Most respondents said that they don't think fans should be allowed back into stadiums, but were split on whether theatre and music events should also be allowed to be back. For just over 45% of people, it doesn't matter what type of event it is - public gatherings indoors shouldn't be okay.

Nearly 16% of people, however, said that stadiums were different from theatres and cinemas; they thought that sports events would spread Covid-19 worse than other activities.

On the other side, 21% of respondents said that they felt that allowing fans back into football matches and other sports events would be fine, as long as rules were followed.

14% of votes were cast in favour of opening up events regardless of the spread of the virus.

Only 3% of people said that they didn't know.


Peterborough MP Paul Bristow wrote yesterday to Oliver Dowden, the Digital, Culture, Media and Sports Secretary, to ask if Posh could begin to invite supporters back into the stadium.

Mr Bristow wrote: "I have been contacted by the chief executive of Peterborough United, Bob Symns, and the chairman for Peterborough United Supporters Trust, Marco Graziano. 

"They have reassured me of their commitment to safety during this crisis and that the club has followed all the government and sports authority guidance. They have told me their London Road stadium is now Covid-secure and ready for the return of their fans. 

"London Road has a capacity of 15,000, and the club is seeking to allow 1,000 supporters in the stadium in a socially-distanced fashion. If cinemas, pubs and restaurants can open safely, I have every confidence Peterborough United can do so."

This was a sentiment shared by those on our social media, despite the swing of the vote in the other direction.

Andy Reinis said: "Yes. Why is it safe to watch a film at the cinema indoors socially distanced, and not watch sports in an open air setting while socially distanced? Completely bonkers."

Emma Strowger agreed, writing: "It's about time people were. Clubs, performers and backstage staff are getting no help from the government. Let us get back to some kind of normal before it’s all too late!"

In an evidence session of the Digital, Culture, Media and Sport committee, Oliver Dowden addressed the confusion that was arising as events were given the go-ahead at the London Palladium while fans were still kept away from matches. He said: "I accept people’s frustration at the inconsistency there.

"We had sports on a path to return to normality, in fact sports were the first to get on the first stage in the return to normality, that is (elite) football behind closed doors. We were one of the first countries in the world to achieve it. At that time I was attacked by the arts for prioritising sports. The next stage was to have pilots to move to a point from October 1 where we would be able to have spectators in stadiums. That is what I desperately wanted to happen.

"Because of where we are with the disease and the rapidly-rising rate of infection it has not been possible to have that further easement. The very clear advice from the scientific community was that we should be imposing restrictions, which we are, not further easements."
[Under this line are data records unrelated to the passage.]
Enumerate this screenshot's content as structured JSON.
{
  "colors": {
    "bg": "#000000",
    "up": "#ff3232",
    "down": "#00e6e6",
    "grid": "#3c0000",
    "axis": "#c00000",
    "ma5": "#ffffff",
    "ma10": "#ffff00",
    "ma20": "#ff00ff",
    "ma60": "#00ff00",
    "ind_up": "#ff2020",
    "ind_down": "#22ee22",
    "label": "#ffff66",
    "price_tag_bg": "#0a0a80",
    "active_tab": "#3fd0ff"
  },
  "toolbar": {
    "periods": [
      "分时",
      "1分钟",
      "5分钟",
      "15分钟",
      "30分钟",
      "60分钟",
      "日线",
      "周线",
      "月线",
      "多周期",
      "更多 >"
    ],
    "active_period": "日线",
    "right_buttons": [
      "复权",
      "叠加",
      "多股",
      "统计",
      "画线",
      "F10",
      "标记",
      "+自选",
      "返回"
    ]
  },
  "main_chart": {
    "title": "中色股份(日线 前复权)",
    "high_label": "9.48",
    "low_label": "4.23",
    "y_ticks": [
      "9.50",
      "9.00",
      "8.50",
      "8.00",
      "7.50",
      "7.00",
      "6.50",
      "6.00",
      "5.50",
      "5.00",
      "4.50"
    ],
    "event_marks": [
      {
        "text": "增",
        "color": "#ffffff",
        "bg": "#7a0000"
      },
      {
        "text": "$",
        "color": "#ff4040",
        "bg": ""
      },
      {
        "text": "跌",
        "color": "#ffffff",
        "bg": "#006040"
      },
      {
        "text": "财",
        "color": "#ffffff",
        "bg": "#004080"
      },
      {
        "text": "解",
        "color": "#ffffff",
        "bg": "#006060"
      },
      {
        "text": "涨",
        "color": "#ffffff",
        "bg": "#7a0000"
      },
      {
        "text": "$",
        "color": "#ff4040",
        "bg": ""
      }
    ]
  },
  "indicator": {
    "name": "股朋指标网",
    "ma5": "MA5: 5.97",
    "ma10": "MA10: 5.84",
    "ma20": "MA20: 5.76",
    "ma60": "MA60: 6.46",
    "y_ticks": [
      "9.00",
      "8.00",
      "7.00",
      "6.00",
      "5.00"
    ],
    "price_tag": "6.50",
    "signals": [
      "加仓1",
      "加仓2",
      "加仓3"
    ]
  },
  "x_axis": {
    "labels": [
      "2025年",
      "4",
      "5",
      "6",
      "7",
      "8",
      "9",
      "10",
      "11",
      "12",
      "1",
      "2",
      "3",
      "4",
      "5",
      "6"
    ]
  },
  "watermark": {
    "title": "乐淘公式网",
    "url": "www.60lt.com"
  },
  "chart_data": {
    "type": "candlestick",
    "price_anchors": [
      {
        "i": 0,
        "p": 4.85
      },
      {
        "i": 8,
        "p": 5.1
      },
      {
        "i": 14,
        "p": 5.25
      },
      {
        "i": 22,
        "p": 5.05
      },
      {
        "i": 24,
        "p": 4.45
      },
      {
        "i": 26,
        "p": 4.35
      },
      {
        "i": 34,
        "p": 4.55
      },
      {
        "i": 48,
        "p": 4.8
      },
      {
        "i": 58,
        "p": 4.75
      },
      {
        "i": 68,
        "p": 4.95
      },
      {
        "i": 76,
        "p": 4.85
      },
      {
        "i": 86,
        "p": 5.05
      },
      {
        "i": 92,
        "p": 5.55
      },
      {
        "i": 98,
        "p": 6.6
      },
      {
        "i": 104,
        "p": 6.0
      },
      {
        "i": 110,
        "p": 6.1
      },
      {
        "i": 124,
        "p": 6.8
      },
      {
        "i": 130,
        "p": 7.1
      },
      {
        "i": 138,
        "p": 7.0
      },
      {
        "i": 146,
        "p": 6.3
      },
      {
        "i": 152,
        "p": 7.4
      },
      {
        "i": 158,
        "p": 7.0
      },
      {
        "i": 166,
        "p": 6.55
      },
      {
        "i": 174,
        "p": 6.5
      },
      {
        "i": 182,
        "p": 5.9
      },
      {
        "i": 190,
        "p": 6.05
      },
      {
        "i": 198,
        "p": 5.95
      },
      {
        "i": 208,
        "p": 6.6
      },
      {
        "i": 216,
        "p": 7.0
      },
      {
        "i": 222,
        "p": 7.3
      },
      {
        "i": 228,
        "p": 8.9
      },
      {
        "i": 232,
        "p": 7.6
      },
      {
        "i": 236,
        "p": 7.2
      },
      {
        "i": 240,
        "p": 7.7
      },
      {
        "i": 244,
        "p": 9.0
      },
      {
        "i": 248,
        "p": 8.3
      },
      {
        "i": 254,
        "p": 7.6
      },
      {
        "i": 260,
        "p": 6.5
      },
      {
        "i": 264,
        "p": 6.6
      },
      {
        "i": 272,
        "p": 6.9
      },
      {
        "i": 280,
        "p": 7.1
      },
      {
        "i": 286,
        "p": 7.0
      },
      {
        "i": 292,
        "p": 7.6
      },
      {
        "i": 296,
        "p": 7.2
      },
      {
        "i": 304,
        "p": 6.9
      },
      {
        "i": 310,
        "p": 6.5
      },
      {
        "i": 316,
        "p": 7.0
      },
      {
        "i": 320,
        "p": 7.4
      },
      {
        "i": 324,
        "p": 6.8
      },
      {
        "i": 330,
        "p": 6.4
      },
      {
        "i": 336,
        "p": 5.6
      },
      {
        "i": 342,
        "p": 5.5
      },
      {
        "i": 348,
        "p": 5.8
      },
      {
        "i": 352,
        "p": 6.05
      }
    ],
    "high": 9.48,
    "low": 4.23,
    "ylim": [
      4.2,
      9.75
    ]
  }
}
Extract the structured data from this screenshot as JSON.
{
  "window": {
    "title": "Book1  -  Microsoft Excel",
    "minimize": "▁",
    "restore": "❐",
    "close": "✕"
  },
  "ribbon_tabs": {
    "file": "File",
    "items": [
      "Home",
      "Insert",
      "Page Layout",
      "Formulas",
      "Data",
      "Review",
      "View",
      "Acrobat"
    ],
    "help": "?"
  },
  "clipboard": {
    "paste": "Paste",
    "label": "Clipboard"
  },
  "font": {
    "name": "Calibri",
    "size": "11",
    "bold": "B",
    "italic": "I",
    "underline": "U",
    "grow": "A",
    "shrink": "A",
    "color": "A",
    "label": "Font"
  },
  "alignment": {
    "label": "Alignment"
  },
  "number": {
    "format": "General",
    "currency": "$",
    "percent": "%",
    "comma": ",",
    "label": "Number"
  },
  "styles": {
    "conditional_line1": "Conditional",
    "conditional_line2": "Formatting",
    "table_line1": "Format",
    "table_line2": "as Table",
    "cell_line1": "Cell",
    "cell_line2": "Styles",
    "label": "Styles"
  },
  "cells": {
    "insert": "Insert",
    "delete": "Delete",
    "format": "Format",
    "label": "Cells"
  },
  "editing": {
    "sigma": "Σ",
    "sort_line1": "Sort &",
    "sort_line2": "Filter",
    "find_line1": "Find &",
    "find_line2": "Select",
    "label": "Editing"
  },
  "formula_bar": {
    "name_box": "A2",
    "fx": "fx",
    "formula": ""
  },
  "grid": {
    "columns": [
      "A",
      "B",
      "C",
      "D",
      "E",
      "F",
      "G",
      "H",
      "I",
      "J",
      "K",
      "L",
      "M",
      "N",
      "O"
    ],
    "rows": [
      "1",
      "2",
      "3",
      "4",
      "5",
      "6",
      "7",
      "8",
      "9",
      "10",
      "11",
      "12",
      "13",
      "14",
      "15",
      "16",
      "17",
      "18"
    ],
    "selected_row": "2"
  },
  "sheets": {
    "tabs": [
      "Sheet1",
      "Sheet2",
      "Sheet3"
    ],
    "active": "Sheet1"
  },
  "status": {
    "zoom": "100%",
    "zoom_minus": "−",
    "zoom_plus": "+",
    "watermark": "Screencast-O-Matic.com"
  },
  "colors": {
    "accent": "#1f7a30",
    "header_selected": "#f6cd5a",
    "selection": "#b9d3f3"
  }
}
He stated that the issue was the volume of events compared with what is going on in theatres and smaller venues, adding: "It is worth noting it is not just in the stadium – it’s the journey to the stadium both on issues such as public transport, (and) people are likely to want something to eat or drink on the way, there is lots of other social contact.

"That’s not to say those things can’t be mitigated, they can be. But we have to accept that in permitting that to go ahead from October 1 we would have been having an easing in restriction, an increase in social interaction, which could have aided the spread of the disease at the same time as we were imposing lots of further restrictions."